The TTAB also was concerned that granting a registration for BUILT BY GOD “would achieve the absurd result of hampering others in their use of the common [phrase]” phrase for clothing or related products.

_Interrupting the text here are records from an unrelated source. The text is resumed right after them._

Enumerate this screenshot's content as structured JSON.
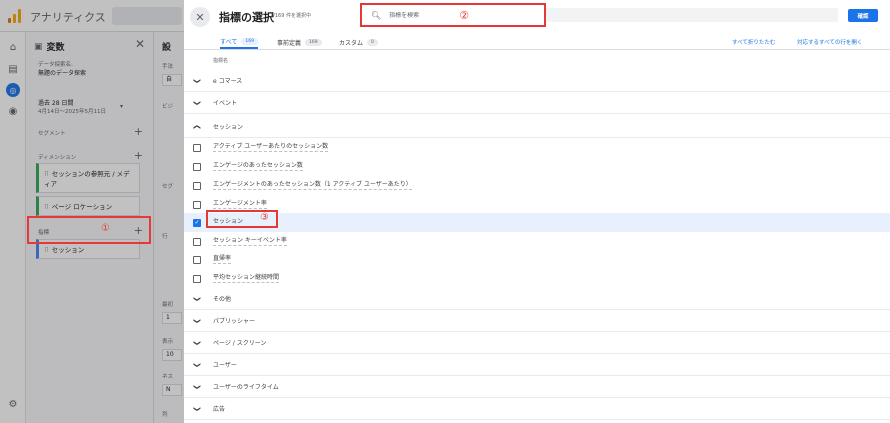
{
  "app": {
    "title": "アナリティクス"
  },
  "variables_panel": {
    "title": "変数",
    "exploration_label": "データ探索名:",
    "exploration_name": "無題のデータ探索",
    "date_range_label": "過去 28 日間",
    "date_range": "4月14日～2025年5月11日",
    "segments_label": "セグメント",
    "dimensions_label": "ディメンション",
    "dimensions": [
      "セッションの参照元 / メディア",
      "ページ ロケーション"
    ],
    "metrics_label": "指標",
    "metrics": [
      "セッション"
    ]
  },
  "settings_panel": {
    "title_fragment": "設",
    "fragments": [
      "手法",
      "ビジ",
      "セグ",
      "行",
      "最初",
      "表示",
      "ネス",
      "列"
    ],
    "box_values": [
      "自",
      "1",
      "10",
      "N"
    ]
  },
  "annotations": {
    "marker_1": "①",
    "marker_2": "②",
    "marker_3": "③"
  },
  "dialog": {
    "title": "指標の選択",
    "subtitle": "1/169 件を選択中",
    "search_placeholder": "指標を検索",
    "confirm_label": "確認",
    "tabs": [
      {
        "label": "すべて",
        "count": "169"
      },
      {
        "label": "事前定義",
        "count": "169"
      },
      {
        "label": "カスタム",
        "count": "0"
      }
    ],
    "collapse_all_label": "すべて折りたたむ",
    "expand_matching_label": "対応するすべての行を開く",
    "column_header": "指標名",
    "categories_before": [
      "e コマース",
      "イベント"
    ],
    "expanded_category": "セッション",
    "session_items": [
      {
        "label": "アクティブ ユーザーあたりのセッション数",
        "checked": false
      },
      {
        "label": "エンゲージのあったセッション数",
        "checked": false
      },
      {
        "label": "エンゲージメントのあったセッション数（1 アクティブ ユーザーあたり）",
        "checked": false
      },
      {
        "label": "エンゲージメント率",
        "checked": false
      },
      {
        "label": "セッション",
        "checked": true
      },
      {
        "label": "セッション キーイベント率",
        "checked": false
      },
      {
        "label": "直帰率",
        "checked": false
      },
      {
        "label": "平均セッション継続時間",
        "checked": false
      }
    ],
    "categories_after": [
      "その他",
      "パブリッシャー",
      "ページ / スクリーン",
      "ユーザー",
      "ユーザーのライフタイム",
      "広告"
    ]
  }
}
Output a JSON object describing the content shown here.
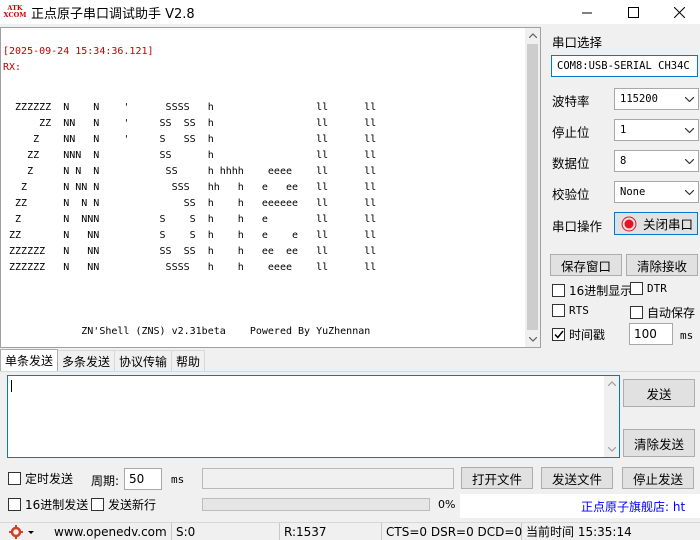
{
  "window": {
    "logo_line1": "ATK",
    "logo_line2": "XCOM",
    "title": "正点原子串口调试助手 V2.8"
  },
  "receive": {
    "timestamp": "[2025-09-24 15:34:36.121]",
    "rx_label": "RX:",
    "ascii_art": "  ZZZZZZ  N    N    '      SSSS   h                 ll      ll\n      ZZ  NN   N    '     SS  SS  h                 ll      ll\n     Z    NN   N    '     S   SS  h                 ll      ll\n    ZZ    NNN  N          SS      h                 ll      ll\n    Z     N N  N           SS     h hhhh    eeee    ll      ll\n   Z      N NN N            SSS   hh   h   e   ee   ll      ll\n  ZZ      N  N N              SS  h    h   eeeeee   ll      ll\n  Z       N  NNN          S    S  h    h   e        ll      ll\n ZZ       N   NN          S    S  h    h   e    e   ll      ll\n ZZZZZZ   N   NN          SS  SS  h    h   ee  ee   ll      ll\n ZZZZZZ   N   NN           SSSS   h    h    eeee    ll      ll\n\n\n\n             ZN'Shell (ZNS) v2.31beta    Powered By YuZhennan"
  },
  "serial_config": {
    "section_title": "串口选择",
    "port_value": "COM8:USB-SERIAL CH34C",
    "baud_label": "波特率",
    "baud_value": "115200",
    "stopbits_label": "停止位",
    "stopbits_value": "1",
    "databits_label": "数据位",
    "databits_value": "8",
    "parity_label": "校验位",
    "parity_value": "None",
    "operation_label": "串口操作",
    "close_port_label": "关闭串口"
  },
  "receive_controls": {
    "save_window_label": "保存窗口",
    "clear_receive_label": "清除接收",
    "hex_display_label": "16进制显示",
    "hex_display_checked": false,
    "dtr_label": "DTR",
    "dtr_checked": false,
    "rts_label": "RTS",
    "rts_checked": false,
    "auto_save_label": "自动保存",
    "auto_save_checked": false,
    "timestamp_label": "时间戳",
    "timestamp_checked": true,
    "timestamp_interval": "100",
    "timestamp_unit": "ms"
  },
  "tabs": [
    {
      "label": "单条发送",
      "active": true
    },
    {
      "label": "多条发送",
      "active": false
    },
    {
      "label": "协议传输",
      "active": false
    },
    {
      "label": "帮助",
      "active": false
    }
  ],
  "send": {
    "input_value": "",
    "send_label": "发送",
    "clear_send_label": "清除发送",
    "timed_send_label": "定时发送",
    "timed_send_checked": false,
    "period_label": "周期:",
    "period_value": "50",
    "period_unit": "ms",
    "open_file_label": "打开文件",
    "send_file_label": "发送文件",
    "stop_send_label": "停止发送",
    "hex_send_label": "16进制发送",
    "hex_send_checked": false,
    "newline_label": "发送新行",
    "newline_checked": false,
    "progress_percent": "0%",
    "store_link": "正点原子旗舰店: ht"
  },
  "status": {
    "website": "www.openedv.com",
    "sent": "S:0",
    "received": "R:1537",
    "lines": "CTS=0 DSR=0 DCD=0",
    "current_time": "当前时间 15:35:14"
  },
  "colors": {
    "rx_header": "#c00000",
    "accent": "#0078d7",
    "close_port_icon": "#e81123",
    "link": "#0000ff"
  }
}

In re Schwauss, 217 USPQ at 362. See also In re Volvo Cars, 46 USPQ2d at 1460 (“to grant exclusive rights to applicant in this ordinary and commonly used safety admonition would interfere with the rights of others in the automobile industry to freely use the familiar phrase” to promote safe driving) and America Online, Inc. v. AT&T Corp., 243 F.3d 812, 57 USPQ2d 1902, 1910-11 (4th Cir. 2001) (widespread use of “You Have Mail” in connection with an email service could not be protected as a trademark where consumers would perceive it “in its commonly understood way”).

Religiously Significant and Commonly Used Ornamentally

Holding that “the evidence shows that the phrase BUILT BY GOD is religiously significant and too commonly used, ornamentally, in connection with clothing for it to be perceived as a trademark, and Applicant should not be able to deny competitors (who according to the record also use the phrase) the right to use it freely”; the TTAB affirmed the refusal because the phrase fails to function as a trademark under Sections 1, 2 and 45 of the Trademark Act.

The trademark attorneys at Thomas P. Howard, LLC are experienced in the prosecution of trademark applications before the USPTO, as well as in enforcing trademarks or defending against infringement claims in litigation nationwide including in Colorado.

About the Author

James Juo

James Juo is an experienced intellectual property attorney. He has successfully litigated various intellectual property disputes involving patents, trademarks, copyrights, and trade secrets. He also has counseled clients on the scope and validity of patent and trademark rights.


There are no comments for this post. Be the first and Add your Comment below.

Leave a Comment

Our firm represents clients in intellectual property claims, trademark litigation, copyright litigation, business litigation and more in the following cities and surrounding areas:

Louisville, CO | Denver, CO | Aurora, CO | Littleton, CO | Centennial, CO | Parker, CO | Watkins, CO | Westminster, CO | Arvada, CO | Golden, CO | Boulder, CO | Brighton, CO | Longmont, CO | Loveland, CO | Black Hawk, CO | Idaho Springs, CO | Larkspur, CO | Monument, CO | Fort Collins, CO | Colorado | Springs, CO | Pueblo, CO | Breckenridge, CO